Likewise, we catch the ruthless, soulless Skinny Man (he’s got a name, but we won’t spoil that) at work, firing silenced guns at his victims while they’re asleep in their beds. Think of him as the anti-Santa, sneaking into people’s houses and delivering death instead of happiness, taking toys labeled as “Made in Santa’s Workshop” from their owners, whether with cash or by force. Without any kind of conscience, he carries out his assignments – especially those set forth by Billy – with a cold, pointed manner. He’s written as an attempt to bring some kind of levity to the film, full of the odd, methodical peccadilloes (in this case, being scrupulously clean and overly polite, and owning a hamster) which seem to be a stock characteristic of movie hitmen.
There are some charms to be had, mostly with Johnny Derango’s film-elevating cinematography capturing Richelle Wilk’s superlative, low-key art direction. Textures and tones match each character well, even amid the snowy landscape of Chris’s surroundings. Mel Gibson still has some magnetism left, cutely and befuddlingly walking around his farm and workshop as it’s taken over by the US military, but also possessing the intensity of a man at the end of his rope while trying to defend himself against both the government and the Skinny Man. He’s good enough to hold this down, and Marianne Jean-Baptiste has a grounding way of balancing his burliness with her sweetness (until a very unexpected late turn) and many, many plates of cookies.

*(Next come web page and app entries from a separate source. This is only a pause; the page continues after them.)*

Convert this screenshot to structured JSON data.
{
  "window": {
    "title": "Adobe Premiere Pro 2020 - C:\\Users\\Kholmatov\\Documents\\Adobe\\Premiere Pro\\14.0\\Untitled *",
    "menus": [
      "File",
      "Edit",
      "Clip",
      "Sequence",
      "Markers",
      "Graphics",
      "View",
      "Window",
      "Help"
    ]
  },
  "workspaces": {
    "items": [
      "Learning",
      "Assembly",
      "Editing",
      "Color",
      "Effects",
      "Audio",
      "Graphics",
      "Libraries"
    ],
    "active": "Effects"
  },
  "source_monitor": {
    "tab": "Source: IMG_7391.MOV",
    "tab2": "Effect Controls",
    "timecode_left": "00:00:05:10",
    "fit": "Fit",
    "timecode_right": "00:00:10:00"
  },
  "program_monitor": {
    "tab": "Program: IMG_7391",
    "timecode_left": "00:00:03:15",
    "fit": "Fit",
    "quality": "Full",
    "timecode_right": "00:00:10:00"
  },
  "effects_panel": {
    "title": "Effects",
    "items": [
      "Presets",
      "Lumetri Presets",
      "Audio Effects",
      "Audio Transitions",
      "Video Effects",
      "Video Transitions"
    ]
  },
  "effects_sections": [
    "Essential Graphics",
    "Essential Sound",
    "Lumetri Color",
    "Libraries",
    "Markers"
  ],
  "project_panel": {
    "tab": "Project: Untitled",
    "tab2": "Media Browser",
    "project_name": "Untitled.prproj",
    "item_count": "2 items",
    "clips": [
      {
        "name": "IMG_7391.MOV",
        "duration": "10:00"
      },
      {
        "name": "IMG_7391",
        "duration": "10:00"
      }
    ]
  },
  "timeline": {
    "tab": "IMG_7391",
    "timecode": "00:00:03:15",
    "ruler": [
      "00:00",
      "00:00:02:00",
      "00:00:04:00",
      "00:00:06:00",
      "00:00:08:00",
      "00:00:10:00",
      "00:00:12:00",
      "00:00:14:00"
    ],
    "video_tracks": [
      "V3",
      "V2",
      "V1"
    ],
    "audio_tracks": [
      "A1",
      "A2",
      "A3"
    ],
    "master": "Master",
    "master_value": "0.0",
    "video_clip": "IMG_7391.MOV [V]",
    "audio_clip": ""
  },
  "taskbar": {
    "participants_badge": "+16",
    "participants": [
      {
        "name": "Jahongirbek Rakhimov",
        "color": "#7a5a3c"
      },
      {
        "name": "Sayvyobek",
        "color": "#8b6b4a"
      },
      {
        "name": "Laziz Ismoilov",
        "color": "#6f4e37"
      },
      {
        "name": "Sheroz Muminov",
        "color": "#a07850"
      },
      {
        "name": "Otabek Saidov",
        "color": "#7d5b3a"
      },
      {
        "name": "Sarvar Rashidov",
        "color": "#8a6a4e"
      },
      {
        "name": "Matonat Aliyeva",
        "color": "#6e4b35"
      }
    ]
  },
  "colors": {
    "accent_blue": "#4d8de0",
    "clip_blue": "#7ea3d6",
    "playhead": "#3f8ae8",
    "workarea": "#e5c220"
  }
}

But therein lies where the film doesn’t go far enough. Fatman’s dichotomy could be likened to a swing dance competition; it’s dressed right and looks good, but it’s doing a slow-footed shuffle where it should be doing a Lindy Hop Swingout. It doesn’t go far enough with what it has, opting instead to stop just short of each scene landing the way it should. This odd feeling could be summed up in one shot, where Billy runs outside, aghast at the lump of coal he’s just found under the tree; he falls to his knees in the snow while the camera cranes up and away from him as he yells, “YOU JUST MESSED UP BIG TIME, FAT MAN!” instead of something more punchy or original.
The film is full of these knowingly jokey, splashy moments, and they’d certainly be funny if they hadn’t been done before. As a result, Fatman feels like a clown car parked in a lot without its occupants allowed to get out, a parading parody of tropes that doesn’t go anywhere. More to the point, it doesn’t go where it should go, as if the brothers Nelm felt the need to pull it back before possibly veering into more slapstick or dangerous territory. Every time you feel like it’s about to cut loose and strut around, there’s something hamstringing any progress toward true enjoyment, and you’re either forced into liking it or dismissing it just as quickly as the film itself dismisses its own sense of fun.